The Kirkton fish pass is a dramatic site. A glassy, sheet of amber water which tumbles into a frothing, bubbling mass of water. Cut into the weir is the larinier fish pass, a piece of engineering which will allow trout and salmon to migrate and travel upstream, plus an eel pass on the opposite pass. A new piece of public artwork is being developed which will help to shine light on the fish pass.
On Saturday 28th September a group of enthusiastic members of the public joined artists Morvern and Annie to take the first steps in creating this artwork. We began by exploring the landscape of the riverbank, setting out on a walk from Livingston Kirk to the fish pass. Each walker was handed an explorer kit containing materials to be used to record, gather and draw their experience of the walk including a handmade notebook, a fabric sample roll, ball of clay, colour charts and oil pastels. Along the way we gathered plants which inspired us through their shape, patterns and colour which were safely tucked away in fabric rolls to be used later as subject matter for drawings and other artistic exercises.

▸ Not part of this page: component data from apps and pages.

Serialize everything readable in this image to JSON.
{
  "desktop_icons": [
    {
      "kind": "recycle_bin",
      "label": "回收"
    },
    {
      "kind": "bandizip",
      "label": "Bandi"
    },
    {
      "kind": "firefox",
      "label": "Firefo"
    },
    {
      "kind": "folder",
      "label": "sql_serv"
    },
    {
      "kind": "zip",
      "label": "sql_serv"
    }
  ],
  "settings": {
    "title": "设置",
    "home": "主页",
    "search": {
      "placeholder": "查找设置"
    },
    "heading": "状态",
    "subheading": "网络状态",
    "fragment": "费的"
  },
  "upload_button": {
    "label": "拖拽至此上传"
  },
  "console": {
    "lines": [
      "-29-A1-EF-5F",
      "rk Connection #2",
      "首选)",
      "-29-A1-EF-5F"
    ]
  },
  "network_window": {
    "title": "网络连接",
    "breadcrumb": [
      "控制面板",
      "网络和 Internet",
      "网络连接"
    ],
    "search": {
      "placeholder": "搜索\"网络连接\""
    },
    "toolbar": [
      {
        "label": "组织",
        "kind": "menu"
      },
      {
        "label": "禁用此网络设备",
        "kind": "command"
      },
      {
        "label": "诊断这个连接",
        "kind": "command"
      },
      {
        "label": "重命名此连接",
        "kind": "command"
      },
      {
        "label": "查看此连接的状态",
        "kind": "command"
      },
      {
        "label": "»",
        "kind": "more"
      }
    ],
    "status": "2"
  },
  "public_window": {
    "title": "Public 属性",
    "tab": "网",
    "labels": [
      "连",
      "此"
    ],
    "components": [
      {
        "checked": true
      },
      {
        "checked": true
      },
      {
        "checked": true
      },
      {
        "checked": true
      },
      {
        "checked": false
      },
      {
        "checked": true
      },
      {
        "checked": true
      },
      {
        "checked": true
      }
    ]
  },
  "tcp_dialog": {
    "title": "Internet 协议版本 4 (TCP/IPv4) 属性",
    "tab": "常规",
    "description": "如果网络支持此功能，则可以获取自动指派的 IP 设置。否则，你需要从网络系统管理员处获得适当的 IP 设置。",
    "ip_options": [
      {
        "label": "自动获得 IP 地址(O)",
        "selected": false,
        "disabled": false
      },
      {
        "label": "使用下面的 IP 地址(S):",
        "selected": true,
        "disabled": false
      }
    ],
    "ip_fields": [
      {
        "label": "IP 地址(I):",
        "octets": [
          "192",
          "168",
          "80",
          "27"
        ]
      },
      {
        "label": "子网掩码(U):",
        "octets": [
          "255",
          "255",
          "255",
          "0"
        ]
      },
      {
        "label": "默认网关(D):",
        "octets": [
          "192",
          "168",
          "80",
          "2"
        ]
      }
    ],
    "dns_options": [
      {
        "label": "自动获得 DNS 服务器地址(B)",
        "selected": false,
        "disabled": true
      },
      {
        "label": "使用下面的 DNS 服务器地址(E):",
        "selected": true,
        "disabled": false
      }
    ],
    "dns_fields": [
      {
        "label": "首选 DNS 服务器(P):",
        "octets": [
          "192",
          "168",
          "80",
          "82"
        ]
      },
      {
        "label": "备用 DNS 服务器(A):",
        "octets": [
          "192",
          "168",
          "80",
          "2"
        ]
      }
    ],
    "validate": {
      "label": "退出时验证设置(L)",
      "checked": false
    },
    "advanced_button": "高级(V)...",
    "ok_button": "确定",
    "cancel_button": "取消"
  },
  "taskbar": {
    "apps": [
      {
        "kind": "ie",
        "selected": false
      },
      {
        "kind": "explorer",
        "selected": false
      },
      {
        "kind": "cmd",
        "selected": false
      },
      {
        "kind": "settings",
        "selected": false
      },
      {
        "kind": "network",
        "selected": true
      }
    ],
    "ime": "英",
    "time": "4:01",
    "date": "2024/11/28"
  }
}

On reaching the fish pass David (RiverLife project assistant) spent some time talking to the group about the science behind the project – revealing how it works and how its construction may benefit the local biodiversity both on land and in water. After some warm up drawing exercises the group then begin to explore the fish pass by drawing on acetate. By layering several layers of acetate up the group created drawings which described the water, the man-made structures that have been integrated into the river and the plant life. These drawings were not only beautiful in their own right but would later be used to create cyanotypes – an early form of photography.
On the walk back to the days base the group made clay impressions of items found near the riverbank. Balls of clay in hand the group scattered into the trees, pressing the clay into tree bark, rocks, leaves and petals. Back at base it was time to warm up, chat, eat soup and drink coffee before the afternoon activities got under way.
Morvern guided the volunteers through a series of creative activities in their notebooks – creating a natural colour pallet by rubbing plants onto paper, using ink stamps to create plant impressions and mapping their walks. The group had time to reflect on their experience of the fish pass and considered how a piece of public artwork could communicate to the public some of the knowledge they had gained through the explorer walk.
Annie worked with the group to create cyanoypes. Using the acetate drawings from the morning and natural materials gathered on the walk the group created compositions which they laid on top of light sensitive paper. As the paper is exposed to light the objects cast shadows leaving ghostly silhouettes. A rinse in a water bath is the final stage of the process and the group gathered to admire each others work. The artwork, reflections and responses that came about as a result of the workshop will go on to form a vital part in the creation of the artwork on the river bank.